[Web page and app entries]
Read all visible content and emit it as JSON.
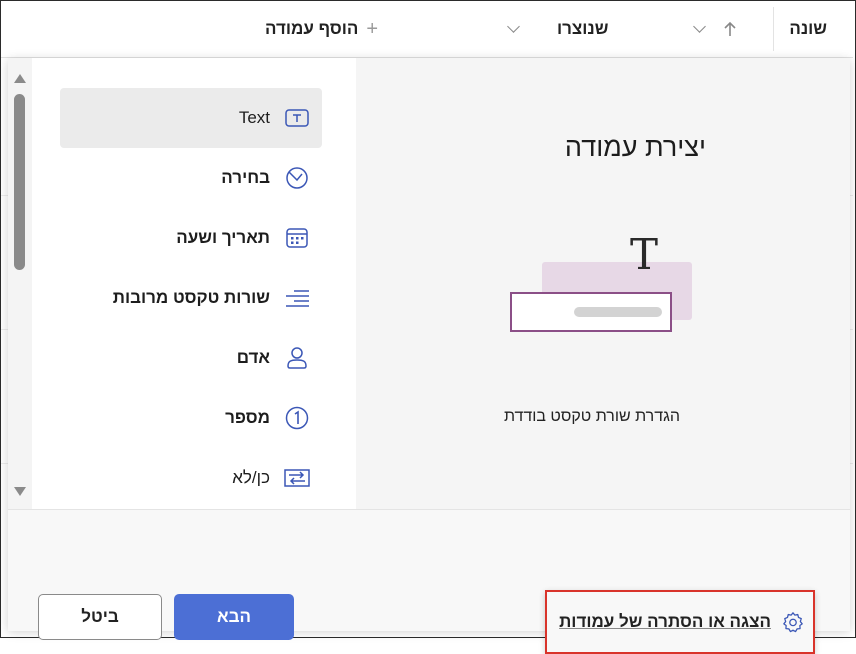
{
  "header": {
    "columns": [
      {
        "label": "שונה"
      },
      {
        "label": "שנוצרו"
      },
      {
        "label": "הוסף עמודה"
      }
    ],
    "add_icon": "plus-icon"
  },
  "field_types": [
    {
      "label": "Text",
      "icon": "text-icon",
      "selected": true
    },
    {
      "label": "בחירה",
      "icon": "choice-icon"
    },
    {
      "label": "תאריך ושעה",
      "icon": "calendar-icon"
    },
    {
      "label": "שורות טקסט מרובות",
      "icon": "multiline-icon"
    },
    {
      "label": "אדם",
      "icon": "person-icon"
    },
    {
      "label": "מספר",
      "icon": "number-icon"
    },
    {
      "label": "כן/לא",
      "icon": "yes-no-icon"
    }
  ],
  "preview": {
    "title": "יצירת עמודה",
    "description": "הגדרת שורת טקסט בודדת"
  },
  "footer": {
    "show_hide_link": "הצגה או הסתרה של עמודות",
    "next_label": "הבא",
    "cancel_label": "ביטל"
  },
  "colors": {
    "primary": "#4c6fd5",
    "highlight_border": "#d9342b",
    "accent_icon": "#3b57b6"
  }
}
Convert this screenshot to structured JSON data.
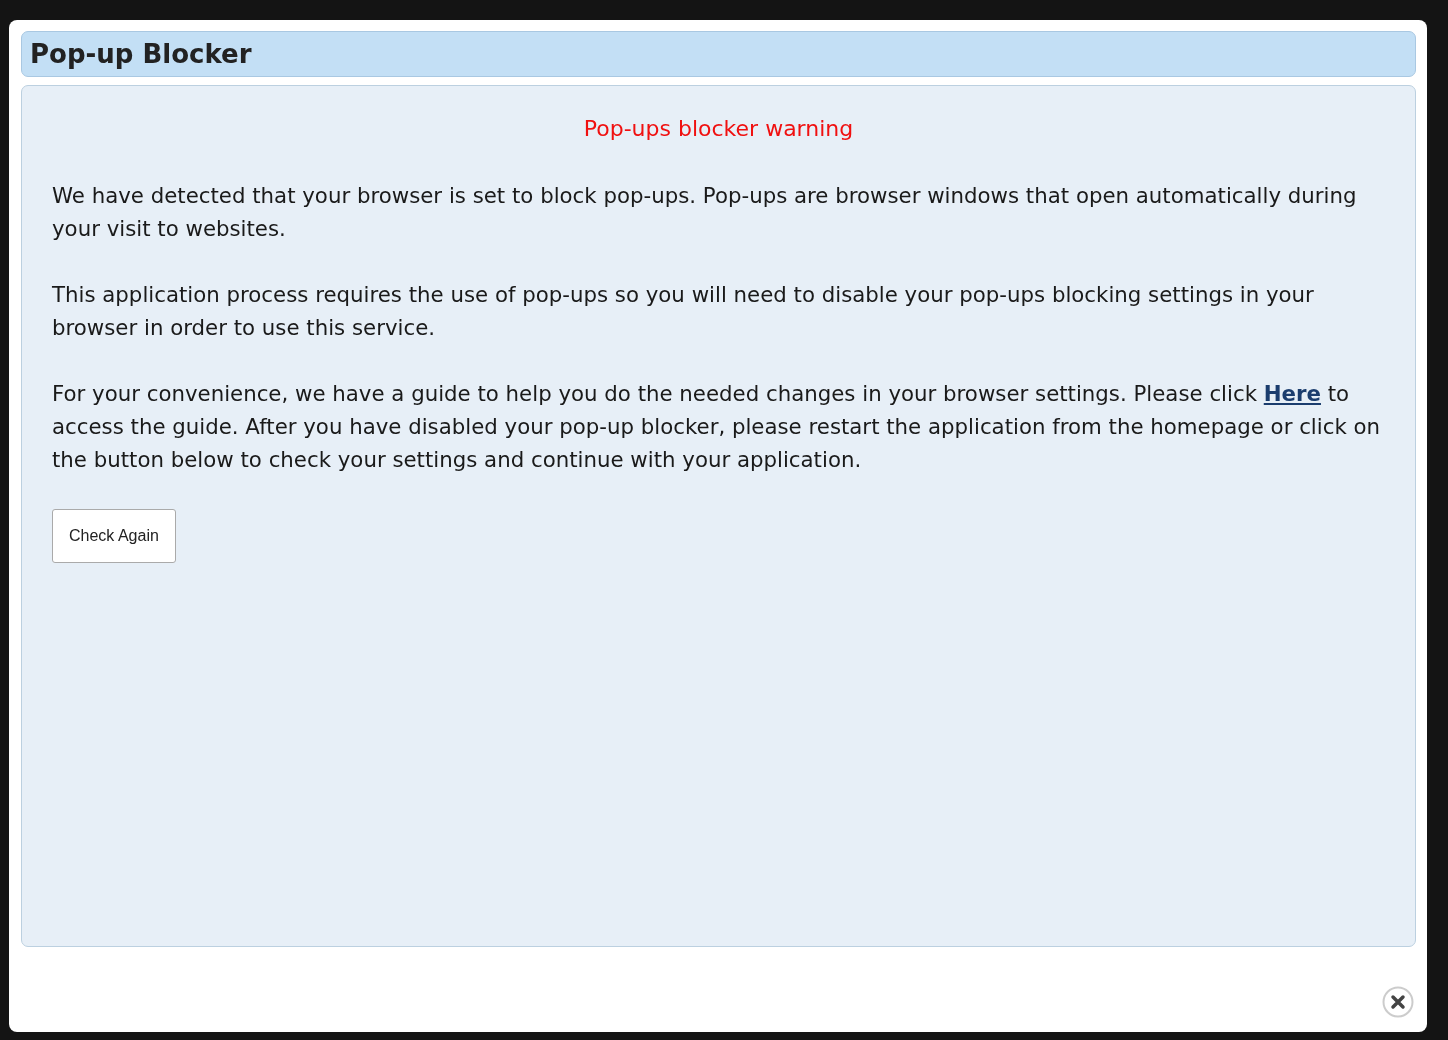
{
  "dialog": {
    "title": "Pop-up Blocker",
    "heading": "Pop-ups blocker warning",
    "paragraphs": [
      {
        "kind": "plain",
        "text": "We have detected that your browser is set to block pop-ups. Pop-ups are browser windows that open automatically during your visit to websites."
      },
      {
        "kind": "plain",
        "text": "This application process requires the use of pop-ups so you will need to disable your pop-ups blocking settings in your browser in order to use this service."
      },
      {
        "kind": "link",
        "before": "For your convenience, we have a guide to help you do the needed changes in your browser settings. Please click",
        "link": "Here",
        "after": "to access the guide. After you have disabled your pop-up blocker, please restart the application from the homepage or click on the button below to check your settings and continue with your application."
      }
    ],
    "button": "Check Again"
  }
}
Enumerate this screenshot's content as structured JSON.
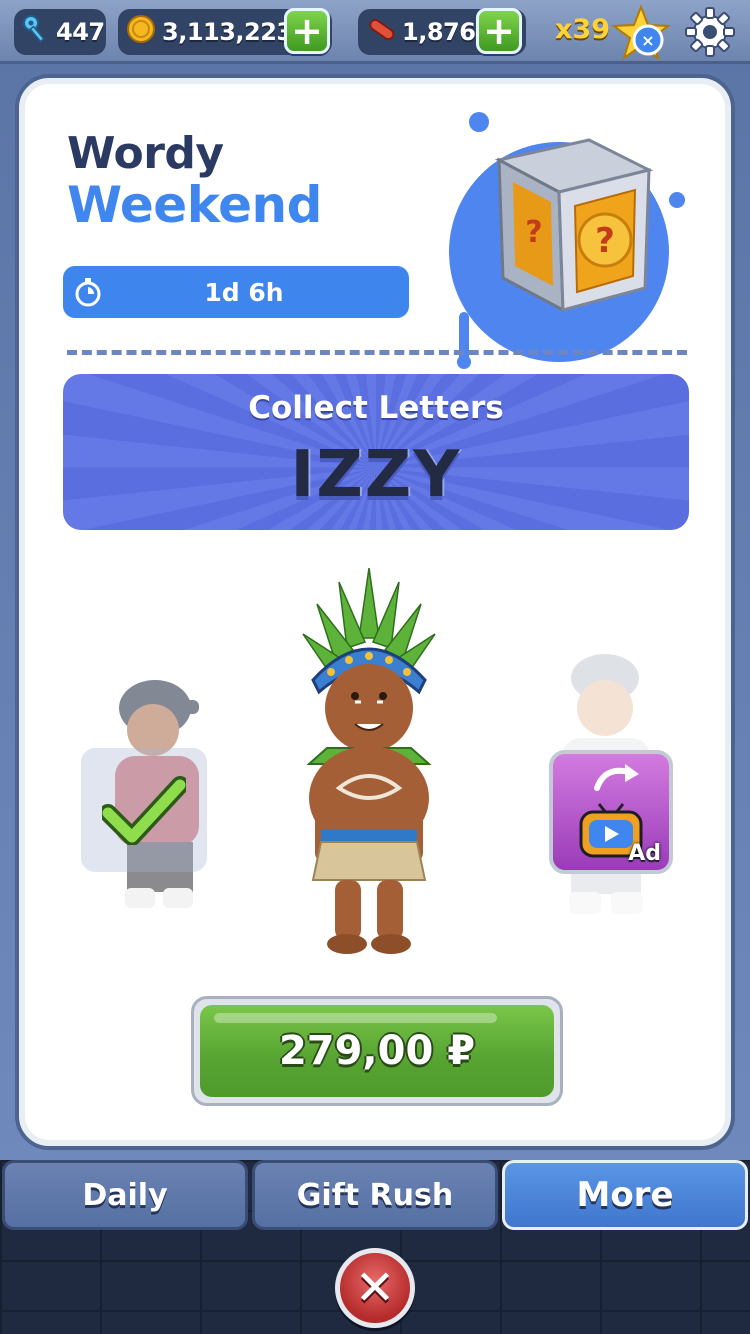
{
  "topbar": {
    "keys": "447",
    "coins": "3,113,223",
    "boards": "1,876",
    "multiplier": "x39",
    "icons": [
      "key-icon",
      "coin-icon",
      "hoverboard-icon",
      "star-icon",
      "gear-icon",
      "plus-icon"
    ]
  },
  "event": {
    "title_line1": "Wordy",
    "title_line2": "Weekend",
    "timer": "1d 6h",
    "banner_title": "Collect Letters",
    "banner_word": "IZZY"
  },
  "offer": {
    "price": "279,00 ₽",
    "ad_label": "Ad"
  },
  "tabs": [
    {
      "label": "Daily",
      "active": false
    },
    {
      "label": "Gift Rush",
      "active": false
    },
    {
      "label": "More",
      "active": true
    }
  ],
  "colors": {
    "accent_blue": "#3f86ee",
    "title_navy": "#2b3a63",
    "buy_green": "#58a533",
    "close_red": "#c43a3a"
  }
}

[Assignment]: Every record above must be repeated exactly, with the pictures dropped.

[Task answer]:
Read all visible content and emit it as JSON.
{
  "header": {
    "columns": [
      {
        "label": "שונה"
      },
      {
        "label": "שנוצרו"
      },
      {
        "label": "הוסף עמודה"
      }
    ],
    "add_icon": "plus-icon"
  },
  "field_types": [
    {
      "label": "Text",
      "icon": "text-icon",
      "selected": true
    },
    {
      "label": "בחירה",
      "icon": "choice-icon"
    },
    {
      "label": "תאריך ושעה",
      "icon": "calendar-icon"
    },
    {
      "label": "שורות טקסט מרובות",
      "icon": "multiline-icon"
    },
    {
      "label": "אדם",
      "icon": "person-icon"
    },
    {
      "label": "מספר",
      "icon": "number-icon"
    },
    {
      "label": "כן/לא",
      "icon": "yes-no-icon"
    }
  ],
  "preview": {
    "title": "יצירת עמודה",
    "description": "הגדרת שורת טקסט בודדת"
  },
  "footer": {
    "show_hide_link": "הצגה או הסתרה של עמודות",
    "next_label": "הבא",
    "cancel_label": "ביטל"
  },
  "colors": {
    "primary": "#4c6fd5",
    "highlight_border": "#d9342b",
    "accent_icon": "#3b57b6"
  }
}
Convert this screenshot to structured JSON data.
{
  "dialog": {
    "title": "Pop-up Blocker",
    "heading": "Pop-ups blocker warning",
    "paragraphs": [
      {
        "kind": "plain",
        "text": "We have detected that your browser is set to block pop-ups. Pop-ups are browser windows that open automatically during your visit to websites."
      },
      {
        "kind": "plain",
        "text": "This application process requires the use of pop-ups so you will need to disable your pop-ups blocking settings in your browser in order to use this service."
      },
      {
        "kind": "link",
        "before": "For your convenience, we have a guide to help you do the needed changes in your browser settings. Please click",
        "link": "Here",
        "after": "to access the guide. After you have disabled your pop-up blocker, please restart the application from the homepage or click on the button below to check your settings and continue with your application."
      }
    ],
    "button": "Check Again"
  }
}
Enumerate this screenshot's content as structured JSON.
{
  "topbar": {
    "keys": "447",
    "coins": "3,113,223",
    "boards": "1,876",
    "multiplier": "x39",
    "icons": [
      "key-icon",
      "coin-icon",
      "hoverboard-icon",
      "star-icon",
      "gear-icon",
      "plus-icon"
    ]
  },
  "event": {
    "title_line1": "Wordy",
    "title_line2": "Weekend",
    "timer": "1d 6h",
    "banner_title": "Collect Letters",
    "banner_word": "IZZY"
  },
  "offer": {
    "price": "279,00 ₽",
    "ad_label": "Ad"
  },
  "tabs": [
    {
      "label": "Daily",
      "active": false
    },
    {
      "label": "Gift Rush",
      "active": false
    },
    {
      "label": "More",
      "active": true
    }
  ],
  "colors": {
    "accent_blue": "#3f86ee",
    "title_navy": "#2b3a63",
    "buy_green": "#58a533",
    "close_red": "#c43a3a"
  }
}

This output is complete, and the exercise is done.